Liberty Tree Tavern also has an all you can eat family style “Thanksgiving” meal for dinner and ala cart for lunch.
Skipper Canteen is good if you want more exciting fare, Plaza Inn is the best place for a low key meal, and I would honestly just avoid Tony’s Town Square.
Miscellaneous Things to Know
Extra Magic Hours: If you are staying at a Disney resort, take advantage of Extra Magic Hours to ride the most popular attractions with little or no waits. They’ll either be an hour before the park opens or up to three hours after it closes (it’s only one park per day so check the schedule).
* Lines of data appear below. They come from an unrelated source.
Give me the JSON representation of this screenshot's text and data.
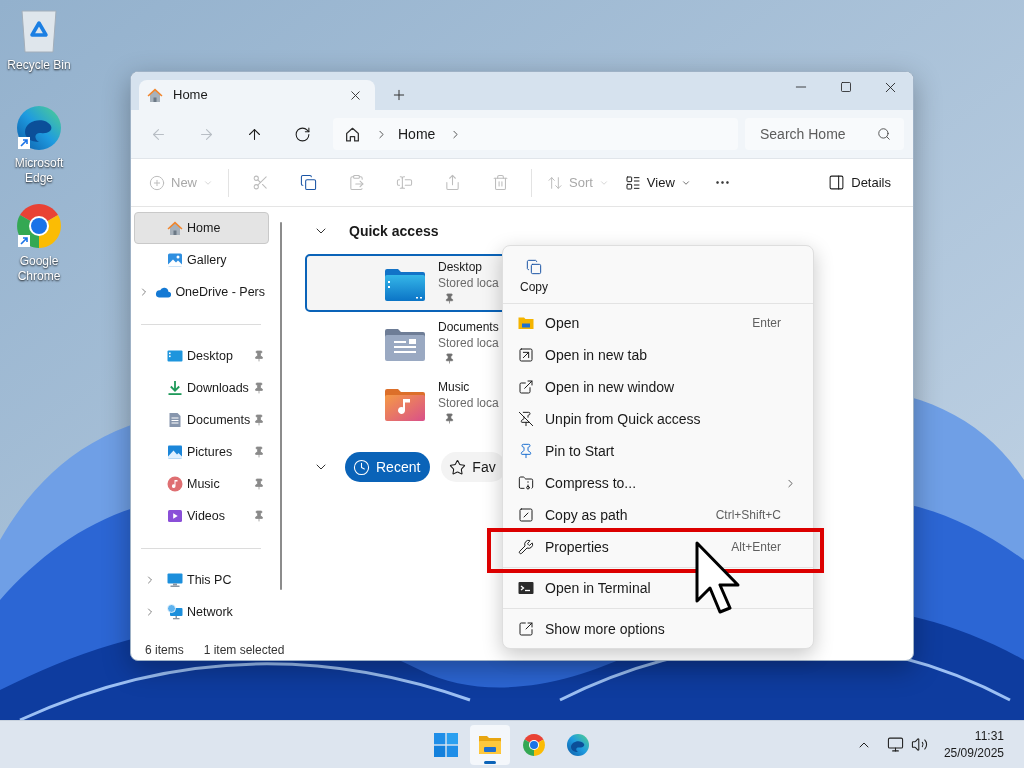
{
  "desktop_icons": [
    {
      "label": "Recycle Bin",
      "kind": "recycle-bin"
    },
    {
      "label": "Microsoft Edge",
      "kind": "edge"
    },
    {
      "label": "Google Chrome",
      "kind": "chrome"
    }
  ],
  "explorer": {
    "tabs": [
      {
        "label": "Home",
        "selected": true
      }
    ],
    "nav_buttons": [
      {
        "kind": "back",
        "disabled": true
      },
      {
        "kind": "forward",
        "disabled": true
      },
      {
        "kind": "up",
        "disabled": false
      },
      {
        "kind": "refresh",
        "disabled": false
      }
    ],
    "address": {
      "segments": [
        "Home"
      ]
    },
    "search": {
      "placeholder": "Search Home"
    },
    "toolbar": {
      "groups": [
        [
          {
            "kind": "new",
            "label": "New",
            "disabled": true
          }
        ],
        [
          {
            "kind": "cut",
            "disabled": true
          },
          {
            "kind": "copy",
            "disabled": false
          },
          {
            "kind": "paste",
            "disabled": true
          },
          {
            "kind": "rename",
            "disabled": true
          },
          {
            "kind": "share",
            "disabled": true
          },
          {
            "kind": "delete",
            "disabled": true
          }
        ],
        [
          {
            "kind": "sort",
            "label": "Sort",
            "disabled": true
          },
          {
            "kind": "view",
            "label": "View",
            "disabled": false
          },
          {
            "kind": "more",
            "disabled": false
          }
        ]
      ],
      "details": {
        "label": "Details"
      }
    },
    "sidebar": {
      "sections": [
        {
          "items": [
            {
              "label": "Home",
              "kind": "home",
              "selected": true
            },
            {
              "label": "Gallery",
              "kind": "gallery",
              "selected": false
            },
            {
              "label": "OneDrive - Pers",
              "kind": "onedrive",
              "selected": false,
              "expanded": false
            }
          ]
        },
        {
          "items": [
            {
              "label": "Desktop",
              "kind": "desktop",
              "selected": false,
              "pinned": true
            },
            {
              "label": "Downloads",
              "kind": "downloads",
              "selected": false,
              "pinned": true
            },
            {
              "label": "Documents",
              "kind": "documents",
              "selected": false,
              "pinned": true
            },
            {
              "label": "Pictures",
              "kind": "pictures",
              "selected": false,
              "pinned": true
            },
            {
              "label": "Music",
              "kind": "music",
              "selected": false,
              "pinned": true
            },
            {
              "label": "Videos",
              "kind": "videos",
              "selected": false,
              "pinned": true
            }
          ]
        },
        {
          "items": [
            {
              "label": "This PC",
              "kind": "this-pc",
              "selected": false,
              "expanded": false
            },
            {
              "label": "Network",
              "kind": "network",
              "selected": false,
              "expanded": false
            }
          ]
        }
      ]
    },
    "quick_access": {
      "title": "Quick access",
      "expanded": true,
      "items": [
        {
          "name": "Desktop",
          "detail": "Stored loca",
          "kind": "desktop",
          "selected": true,
          "pinned": true
        },
        {
          "name": "Documents",
          "detail": "Stored loca",
          "kind": "documents",
          "selected": false,
          "pinned": true
        },
        {
          "name": "Music",
          "detail": "Stored loca",
          "kind": "music",
          "selected": false,
          "pinned": true
        }
      ]
    },
    "recent_bar": {
      "expanded": true,
      "tabs": [
        {
          "label": "Recent",
          "kind": "recent",
          "selected": true
        },
        {
          "label": "Fav",
          "kind": "favorites",
          "selected": false
        }
      ]
    },
    "status_bar": {
      "count": "6 items",
      "selection": "1 item selected"
    }
  },
  "context_menu": {
    "top_actions": [
      {
        "label": "Copy",
        "kind": "copy"
      }
    ],
    "groups": [
      [
        {
          "label": "Open",
          "kind": "open",
          "shortcut": "Enter",
          "highlighted": false
        },
        {
          "label": "Open in new tab",
          "kind": "new-tab",
          "highlighted": false
        },
        {
          "label": "Open in new window",
          "kind": "new-window",
          "highlighted": false
        },
        {
          "label": "Unpin from Quick access",
          "kind": "unpin",
          "highlighted": false
        },
        {
          "label": "Pin to Start",
          "kind": "pin",
          "highlighted": false
        },
        {
          "label": "Compress to...",
          "kind": "compress",
          "submenu": true,
          "highlighted": false
        },
        {
          "label": "Copy as path",
          "kind": "copy-path",
          "shortcut": "Ctrl+Shift+C",
          "highlighted": false
        },
        {
          "label": "Properties",
          "kind": "properties",
          "shortcut": "Alt+Enter",
          "highlighted": true
        }
      ],
      [
        {
          "label": "Open in Terminal",
          "kind": "terminal",
          "highlighted": false
        }
      ],
      [
        {
          "label": "Show more options",
          "kind": "more-options",
          "highlighted": false
        }
      ]
    ]
  },
  "taskbar": {
    "apps": [
      {
        "kind": "start",
        "active": false
      },
      {
        "kind": "explorer",
        "active": true
      },
      {
        "kind": "chrome",
        "active": false
      },
      {
        "kind": "edge",
        "active": false
      }
    ],
    "tray": {
      "time": "11:31",
      "date": "25/09/2025"
    }
  }
}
Photopass: Disney’s PhotoPass is a photography system that allows park guests to pose for pictures with the entire family. A network of Disney photographers is spread throughout the parks ready and willing to take photos of your magical vacation. Photographers are set up to take pictures in the most popular photo spots and with characters too. Have them take your photo then scan your Magic Band. You’ll be able to view all of your photos (including your ride photos) in the My Disney Experience app. You can pay a one time price to be able to download all of your photos (it’s called Memory Maker and it’s $169 if you purchase more than 3 days in advance of your trip, $199 once you arrive) or you can purchase them individually. Even if you are not interested in purchasing the PhotoPass package, the photographers are always more than willing to take pictures of your family using your own camera or phone.
Package Pickup: If you go a little crazy with the souvenirs and you don’t want to carry them around all day, you can have your packages sent to the front of the park and held until the end of the day. And if you’re a Disney resort guest, you can have them sent to the gift shop at your resort.